Some readers may recall that a few years ago I wrote a post here on the virtues of the little-known barrel wood-fired oven. In particular, how it compares to the more common dome ovens, especially when used infrequently rather than being fired daily. At the time, I bemoaned the inefficiency of my otherwise well-loved cob oven, and pointed to barrel ovens as a viable alternative for those in search of a low-cost, DIY, home bread or pizza oven. And I directed readers to Eva and Max Edleson of Firespeaking, the Oregon-based oven builders who have done more than anyone else to bring barrel ovens to the United States. (The design originates from Argentina and Chile.)
The basic idea is this: domed masonry ovens—whether humble beehives like my little cob oven, or the massive ceramic ovens used in professional pizzerias and bread bakeries—are great when you use them continuously, or at least on a daily basis, because they don't require too much fuel to maintain temperatures. But since they mainly use stored heat to operate, they need loads of fuel to get up to temperature, which makes them stupidly inefficient when they are allowed to cool down completely between uses, as they often are in home settings.
Barrel ovens, on the other hand, are continuously-fired, meaning that for the most part you fire the oven only while you are cooking in it. Aside from a short warm-up period (15 to 30 minutes), you only burn as much fuel as is needed to cook the food itself. This makes barrel ovens more or less identical in operation to your average electric or gas kitchen oven: turn it on (i.e., build a fire), let it warm up, cook, and then turn it off until next time. In other words, perfect for occasional, on-demand use.

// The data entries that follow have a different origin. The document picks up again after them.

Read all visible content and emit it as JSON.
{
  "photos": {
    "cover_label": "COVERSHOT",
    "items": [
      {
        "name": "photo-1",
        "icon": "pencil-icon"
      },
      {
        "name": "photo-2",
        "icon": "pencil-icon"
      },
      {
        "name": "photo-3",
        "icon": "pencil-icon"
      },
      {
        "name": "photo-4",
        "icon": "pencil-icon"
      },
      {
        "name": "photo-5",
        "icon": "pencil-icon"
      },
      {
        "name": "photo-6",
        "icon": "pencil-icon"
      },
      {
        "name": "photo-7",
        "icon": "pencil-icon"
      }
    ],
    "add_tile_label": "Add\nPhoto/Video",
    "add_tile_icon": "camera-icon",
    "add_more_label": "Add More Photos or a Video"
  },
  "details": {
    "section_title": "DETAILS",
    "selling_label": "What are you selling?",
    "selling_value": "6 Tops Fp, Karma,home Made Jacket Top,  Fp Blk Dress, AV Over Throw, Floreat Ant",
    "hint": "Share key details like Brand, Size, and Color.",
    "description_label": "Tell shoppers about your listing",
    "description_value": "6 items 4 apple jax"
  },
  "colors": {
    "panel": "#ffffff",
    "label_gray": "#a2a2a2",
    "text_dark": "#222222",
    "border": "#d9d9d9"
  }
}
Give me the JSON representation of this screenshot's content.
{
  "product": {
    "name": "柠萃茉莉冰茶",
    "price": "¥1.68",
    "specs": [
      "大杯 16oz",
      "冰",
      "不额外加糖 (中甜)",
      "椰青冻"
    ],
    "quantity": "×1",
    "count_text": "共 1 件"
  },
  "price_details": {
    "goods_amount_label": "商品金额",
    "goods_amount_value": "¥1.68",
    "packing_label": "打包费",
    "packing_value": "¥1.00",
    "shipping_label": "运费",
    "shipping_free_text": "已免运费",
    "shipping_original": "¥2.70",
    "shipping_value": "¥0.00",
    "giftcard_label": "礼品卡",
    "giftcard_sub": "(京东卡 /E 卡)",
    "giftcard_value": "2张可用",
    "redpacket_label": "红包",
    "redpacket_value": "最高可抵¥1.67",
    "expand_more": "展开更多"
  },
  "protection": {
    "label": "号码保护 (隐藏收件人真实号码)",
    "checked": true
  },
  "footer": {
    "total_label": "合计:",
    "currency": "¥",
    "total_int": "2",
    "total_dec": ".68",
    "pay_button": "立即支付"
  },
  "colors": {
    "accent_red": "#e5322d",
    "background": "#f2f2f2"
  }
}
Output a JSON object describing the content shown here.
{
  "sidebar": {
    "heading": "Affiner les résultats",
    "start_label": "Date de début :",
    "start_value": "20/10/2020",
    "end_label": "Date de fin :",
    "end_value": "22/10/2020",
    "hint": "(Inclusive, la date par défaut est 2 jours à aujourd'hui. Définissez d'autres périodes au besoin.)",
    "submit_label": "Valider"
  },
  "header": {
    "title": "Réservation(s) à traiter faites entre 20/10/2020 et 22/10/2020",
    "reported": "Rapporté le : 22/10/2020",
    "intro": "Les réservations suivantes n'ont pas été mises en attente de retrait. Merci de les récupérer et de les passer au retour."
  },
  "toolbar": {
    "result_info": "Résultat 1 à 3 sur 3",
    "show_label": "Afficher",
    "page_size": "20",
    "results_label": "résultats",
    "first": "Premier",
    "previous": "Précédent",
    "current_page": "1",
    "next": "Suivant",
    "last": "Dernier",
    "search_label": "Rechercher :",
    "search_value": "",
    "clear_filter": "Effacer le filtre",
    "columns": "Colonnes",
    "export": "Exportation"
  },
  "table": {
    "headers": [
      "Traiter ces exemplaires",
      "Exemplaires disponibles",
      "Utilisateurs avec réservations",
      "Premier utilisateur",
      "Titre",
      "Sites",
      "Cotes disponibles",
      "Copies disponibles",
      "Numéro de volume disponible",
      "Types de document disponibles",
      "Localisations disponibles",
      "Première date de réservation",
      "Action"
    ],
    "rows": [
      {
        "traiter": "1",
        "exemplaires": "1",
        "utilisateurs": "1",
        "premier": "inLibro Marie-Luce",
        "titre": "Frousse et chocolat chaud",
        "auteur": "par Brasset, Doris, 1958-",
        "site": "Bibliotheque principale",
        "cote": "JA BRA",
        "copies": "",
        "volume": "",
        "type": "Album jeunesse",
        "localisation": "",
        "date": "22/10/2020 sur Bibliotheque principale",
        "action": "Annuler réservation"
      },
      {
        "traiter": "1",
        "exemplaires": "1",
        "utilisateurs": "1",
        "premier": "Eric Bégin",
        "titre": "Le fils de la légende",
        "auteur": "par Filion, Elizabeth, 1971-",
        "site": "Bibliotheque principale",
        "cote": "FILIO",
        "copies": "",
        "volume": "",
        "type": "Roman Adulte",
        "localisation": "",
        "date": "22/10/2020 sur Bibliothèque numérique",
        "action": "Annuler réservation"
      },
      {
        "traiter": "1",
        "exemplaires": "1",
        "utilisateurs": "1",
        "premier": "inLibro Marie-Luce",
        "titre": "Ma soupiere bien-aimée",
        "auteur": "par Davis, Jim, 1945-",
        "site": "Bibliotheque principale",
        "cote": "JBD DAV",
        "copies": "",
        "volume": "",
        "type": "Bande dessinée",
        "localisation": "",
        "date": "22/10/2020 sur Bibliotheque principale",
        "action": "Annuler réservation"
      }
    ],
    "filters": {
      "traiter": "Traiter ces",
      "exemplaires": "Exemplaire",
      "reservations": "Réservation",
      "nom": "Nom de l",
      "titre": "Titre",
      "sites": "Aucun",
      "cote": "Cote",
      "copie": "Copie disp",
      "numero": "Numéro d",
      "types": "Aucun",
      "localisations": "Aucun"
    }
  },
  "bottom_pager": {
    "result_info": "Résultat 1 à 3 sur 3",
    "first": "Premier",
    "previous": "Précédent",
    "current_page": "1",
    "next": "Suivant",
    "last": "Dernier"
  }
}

Since I wrote that post, Max and Eva have published a book on how to build and use barrel ovens, called Build Your Own Barrel Oven. Having read it, I'm all the more enthusiastic about these ovens, and can recommend the book to anyone considering building one, or even anyone interested in wood-fired oven design and cooking in general.
This book is clearly modeled on Build Your Own Earth Oven, by Kiko Denzer (unsurprisingly, since Denzer has published Build Your Own Barrel Oven under his own imprint). With copious color photographs and hand-drawn illustrations, Build Your Own Barrel Oven provides a clear, step-by-step understanding of how to go about building a barrel oven, as well as what the project could require in terms of space, materials, and time commitment. The authors present several different sets of options for materials, from sourcing the barrel and other parts entirely out of recycled or free components (including constructing the barrel and firebox doors yourself), to purchasing a kit from them and the remaining parts commercially, or some combination of the two.
Beyond the step-by-step instructions, the book includes a section on how to fire and to cook with your oven once it is finished, along with a handful of the authors' own barrel oven-tested recipes. There are also sections covering frequently asked questions and troubleshooting, followed by a series of personal accounts from people who have built and used barrel ovens themselves. The latter I found very helpful, since it provided useful perspective on what it entails to build a barrel oven, as well as a sense of the many possible ways that people put them to use.
In all, Build Your Own Barrel Oven is just the incentive you need if you were at all on the fence about building a barrel oven yourself. And I speak from experience, in this case: a barrel oven kit is being built for me right now, and should be delivered in time for me to build it as soon as the weather allows this spring!
PS. After I wrote that first post, a number of commenters understandably expressed reservations about how well a barrel oven would perform when used to bake pizzas, given that it had metal shelves rather than a ceramic or brick cooking surface, and that it cooked with indirect fire, rather than a 'live' one, as is the case in most other wood-burning pizza ovens. The answer is simple: once you add a ceramic baking stone or quarry tiles to the shelves, a barrel oven should give results at least as good as can be achieved in any home oven, and, since the barrel oven can be fired to much higher temperatures than the 500 or 550 degree limit of a typical range oven, likely far better.
Of course, the first experiment I'm going to do once mine is up and running is test how well the Baking Steel performs in it.
This post may contain links to Amazon or other partners; your purchases via these links can benefit Serious Eats. Read more about our affiliate linking policy.